Grey explained this sense of isolation when he said, "The way I grew up is a lot different. It's a small minority that isn't part of the rest of the world.....It's great that people are aware of me singing about stuff and talking about stuff that's real to me....But sometimes the outside world needs to understand that these people here live their lives the best way they can. Years ago, everybody used to grow a little bit of everything and sort of live off it and trade off with each other and help each other out....In north Florida, people started growing tobacco. If you had a crop fail, then you about starved because you didn't have anything else to back it up. Growing one crop for money has just about put the old-school truck farmer out of business.

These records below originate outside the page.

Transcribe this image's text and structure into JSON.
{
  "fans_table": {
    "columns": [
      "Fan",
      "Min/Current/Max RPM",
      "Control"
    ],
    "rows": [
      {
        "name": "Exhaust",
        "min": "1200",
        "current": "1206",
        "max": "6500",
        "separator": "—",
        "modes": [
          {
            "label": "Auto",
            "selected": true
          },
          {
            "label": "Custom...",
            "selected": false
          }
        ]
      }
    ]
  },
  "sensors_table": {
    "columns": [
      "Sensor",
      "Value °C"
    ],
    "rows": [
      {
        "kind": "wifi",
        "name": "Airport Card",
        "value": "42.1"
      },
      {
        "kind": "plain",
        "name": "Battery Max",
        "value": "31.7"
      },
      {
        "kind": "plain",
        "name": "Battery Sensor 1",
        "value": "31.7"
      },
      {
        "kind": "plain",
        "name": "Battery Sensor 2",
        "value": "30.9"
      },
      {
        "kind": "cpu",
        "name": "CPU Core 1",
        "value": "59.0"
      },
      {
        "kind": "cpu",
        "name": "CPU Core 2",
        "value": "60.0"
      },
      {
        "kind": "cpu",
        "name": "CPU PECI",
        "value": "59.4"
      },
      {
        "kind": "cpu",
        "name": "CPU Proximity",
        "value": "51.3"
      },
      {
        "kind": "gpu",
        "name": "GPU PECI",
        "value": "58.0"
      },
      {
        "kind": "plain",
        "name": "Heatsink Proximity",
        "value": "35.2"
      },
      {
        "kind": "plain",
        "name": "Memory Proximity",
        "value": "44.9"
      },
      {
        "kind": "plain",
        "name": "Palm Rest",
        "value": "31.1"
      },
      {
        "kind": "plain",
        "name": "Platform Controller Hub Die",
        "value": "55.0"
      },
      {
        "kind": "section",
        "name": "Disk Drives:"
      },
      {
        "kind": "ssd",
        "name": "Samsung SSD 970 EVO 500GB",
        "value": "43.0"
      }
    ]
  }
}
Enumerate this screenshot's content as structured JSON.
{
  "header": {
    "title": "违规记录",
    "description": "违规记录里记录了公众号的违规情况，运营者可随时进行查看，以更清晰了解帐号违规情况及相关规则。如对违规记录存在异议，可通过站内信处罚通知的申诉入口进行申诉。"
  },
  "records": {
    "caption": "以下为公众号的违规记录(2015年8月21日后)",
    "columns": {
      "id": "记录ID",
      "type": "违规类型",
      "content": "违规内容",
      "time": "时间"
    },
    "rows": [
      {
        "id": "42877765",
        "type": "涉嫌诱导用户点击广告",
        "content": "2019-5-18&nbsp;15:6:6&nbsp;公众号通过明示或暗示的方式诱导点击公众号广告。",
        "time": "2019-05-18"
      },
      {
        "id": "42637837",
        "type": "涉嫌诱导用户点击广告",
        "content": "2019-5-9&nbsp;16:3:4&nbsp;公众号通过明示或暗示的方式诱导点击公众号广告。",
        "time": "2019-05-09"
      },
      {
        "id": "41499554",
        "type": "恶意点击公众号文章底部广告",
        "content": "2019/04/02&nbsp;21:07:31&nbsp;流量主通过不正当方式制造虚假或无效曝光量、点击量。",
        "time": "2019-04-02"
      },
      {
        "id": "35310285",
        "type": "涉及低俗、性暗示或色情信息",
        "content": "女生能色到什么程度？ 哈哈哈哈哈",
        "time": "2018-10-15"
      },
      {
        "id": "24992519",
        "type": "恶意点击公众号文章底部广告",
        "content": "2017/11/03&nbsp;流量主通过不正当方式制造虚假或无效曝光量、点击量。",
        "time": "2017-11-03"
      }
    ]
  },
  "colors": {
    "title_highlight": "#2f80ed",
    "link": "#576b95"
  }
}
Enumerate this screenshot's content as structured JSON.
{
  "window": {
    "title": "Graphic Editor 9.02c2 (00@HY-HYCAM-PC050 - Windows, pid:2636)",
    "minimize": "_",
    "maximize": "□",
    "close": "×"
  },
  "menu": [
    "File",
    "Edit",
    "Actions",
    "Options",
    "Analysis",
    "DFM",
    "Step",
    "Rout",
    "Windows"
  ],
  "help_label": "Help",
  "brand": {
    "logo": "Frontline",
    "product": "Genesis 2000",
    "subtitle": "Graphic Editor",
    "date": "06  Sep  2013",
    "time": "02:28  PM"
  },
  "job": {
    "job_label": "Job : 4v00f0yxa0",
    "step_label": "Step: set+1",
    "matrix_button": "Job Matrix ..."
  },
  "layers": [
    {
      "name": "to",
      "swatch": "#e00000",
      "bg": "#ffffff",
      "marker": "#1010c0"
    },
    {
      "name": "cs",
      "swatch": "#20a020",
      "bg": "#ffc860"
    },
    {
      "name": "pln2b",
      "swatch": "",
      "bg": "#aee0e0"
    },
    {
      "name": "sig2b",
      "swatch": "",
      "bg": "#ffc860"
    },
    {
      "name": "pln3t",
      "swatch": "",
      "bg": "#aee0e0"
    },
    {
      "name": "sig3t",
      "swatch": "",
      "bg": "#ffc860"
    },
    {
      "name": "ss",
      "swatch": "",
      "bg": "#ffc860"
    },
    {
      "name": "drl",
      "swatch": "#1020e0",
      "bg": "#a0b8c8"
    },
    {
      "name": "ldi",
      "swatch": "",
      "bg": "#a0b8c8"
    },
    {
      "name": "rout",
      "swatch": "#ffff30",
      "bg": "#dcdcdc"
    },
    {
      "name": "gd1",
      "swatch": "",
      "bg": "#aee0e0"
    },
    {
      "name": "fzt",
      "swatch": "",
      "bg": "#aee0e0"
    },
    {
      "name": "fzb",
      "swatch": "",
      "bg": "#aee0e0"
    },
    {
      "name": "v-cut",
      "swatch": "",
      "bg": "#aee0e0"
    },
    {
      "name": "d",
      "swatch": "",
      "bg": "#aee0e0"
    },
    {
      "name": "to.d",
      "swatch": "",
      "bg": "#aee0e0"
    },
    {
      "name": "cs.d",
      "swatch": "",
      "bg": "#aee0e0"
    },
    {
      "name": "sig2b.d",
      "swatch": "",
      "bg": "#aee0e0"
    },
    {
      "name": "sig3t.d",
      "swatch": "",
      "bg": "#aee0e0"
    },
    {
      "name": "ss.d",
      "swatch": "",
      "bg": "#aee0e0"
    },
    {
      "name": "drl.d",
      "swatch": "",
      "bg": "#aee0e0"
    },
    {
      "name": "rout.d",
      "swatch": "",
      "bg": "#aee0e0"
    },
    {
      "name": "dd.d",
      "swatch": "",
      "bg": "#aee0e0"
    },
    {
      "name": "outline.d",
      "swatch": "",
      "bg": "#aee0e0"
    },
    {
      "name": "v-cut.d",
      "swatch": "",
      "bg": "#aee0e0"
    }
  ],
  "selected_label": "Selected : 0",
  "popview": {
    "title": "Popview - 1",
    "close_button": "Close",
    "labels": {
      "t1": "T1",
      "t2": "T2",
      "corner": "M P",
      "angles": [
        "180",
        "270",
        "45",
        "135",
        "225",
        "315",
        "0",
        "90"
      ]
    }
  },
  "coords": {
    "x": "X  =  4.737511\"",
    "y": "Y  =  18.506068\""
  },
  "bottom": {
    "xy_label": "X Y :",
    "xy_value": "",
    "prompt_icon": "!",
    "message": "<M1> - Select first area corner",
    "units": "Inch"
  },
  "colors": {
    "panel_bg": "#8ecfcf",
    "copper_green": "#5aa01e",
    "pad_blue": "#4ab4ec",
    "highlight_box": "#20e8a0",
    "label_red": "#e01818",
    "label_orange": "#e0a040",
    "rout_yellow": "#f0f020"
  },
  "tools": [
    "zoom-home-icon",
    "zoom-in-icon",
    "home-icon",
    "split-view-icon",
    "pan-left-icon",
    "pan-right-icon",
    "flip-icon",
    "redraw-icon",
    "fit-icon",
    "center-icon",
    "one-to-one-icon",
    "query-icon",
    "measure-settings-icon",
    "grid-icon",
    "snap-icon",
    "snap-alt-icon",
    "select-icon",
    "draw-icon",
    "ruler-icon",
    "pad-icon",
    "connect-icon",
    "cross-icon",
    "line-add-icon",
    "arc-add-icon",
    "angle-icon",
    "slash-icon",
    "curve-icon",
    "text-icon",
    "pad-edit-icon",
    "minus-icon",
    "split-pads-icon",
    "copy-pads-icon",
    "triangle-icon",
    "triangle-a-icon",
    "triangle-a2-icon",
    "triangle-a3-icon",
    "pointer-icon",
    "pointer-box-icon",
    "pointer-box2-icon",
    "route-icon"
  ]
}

You either grow 5,000 acres in soy beans or something or you just about don't grow anything at all because you can't make a living at it." These are the people he still writes about, and the people we can all learn from. "Culture is created by the land, not by people," Grey insisted. "If you destroy the land, then you can't make that connection."
But Grey admits that today as a full grown man he doesn't remember a lot of the old ways. "You would be hard pressed to get me to butcher a chicken right now. I wouldn't even know how to do it. But I'll help you eat one," he said. "But the thing is we're all spoiled. That's the nature of civilization. You pay other people to do the dirty work. We're protected and spoiled by society at large, I guess....At least for me, for people my age, we can't remember some of those things. What do kids now know? They think that a chicken is something that talks on a cartoon. They don't even know that that's what they're eating."
Still, Grey keeps uplifting this way of life, this way of understanding the world by seeing it with feet firmly planted in soil and looking toward the pines forests and the fields. He insists that the songs come from someplace other than hammering them out of his brain. "Ninety-nine percent of the time, a song just floats in off the breeze. It just comes. It just happens," he said. "Then, sometimes, I hammer, but I try not to hammer too much. Because I don't have a scalpel. I haven't learned the craft of music like some people have. For me, I'm pretty much dealing with a blunt instrument. It's best to let it come in off the breeze. I just let it happen."
We are all blessed by that creative breeze that JJ Grey has been snatching songs from. For me, it's that same mountain air that used to blow off the ridges and down through the hollers where once mine tipples stood like tall pines. When JJ Grey comes to the 10,000 Lakes Festival this month, I look forward to catching whispers of that breeze once more and let it sweep through my Southern heart that has lingered far too long in these Northern Plains. I'm going to groan with it and let it do its work on me.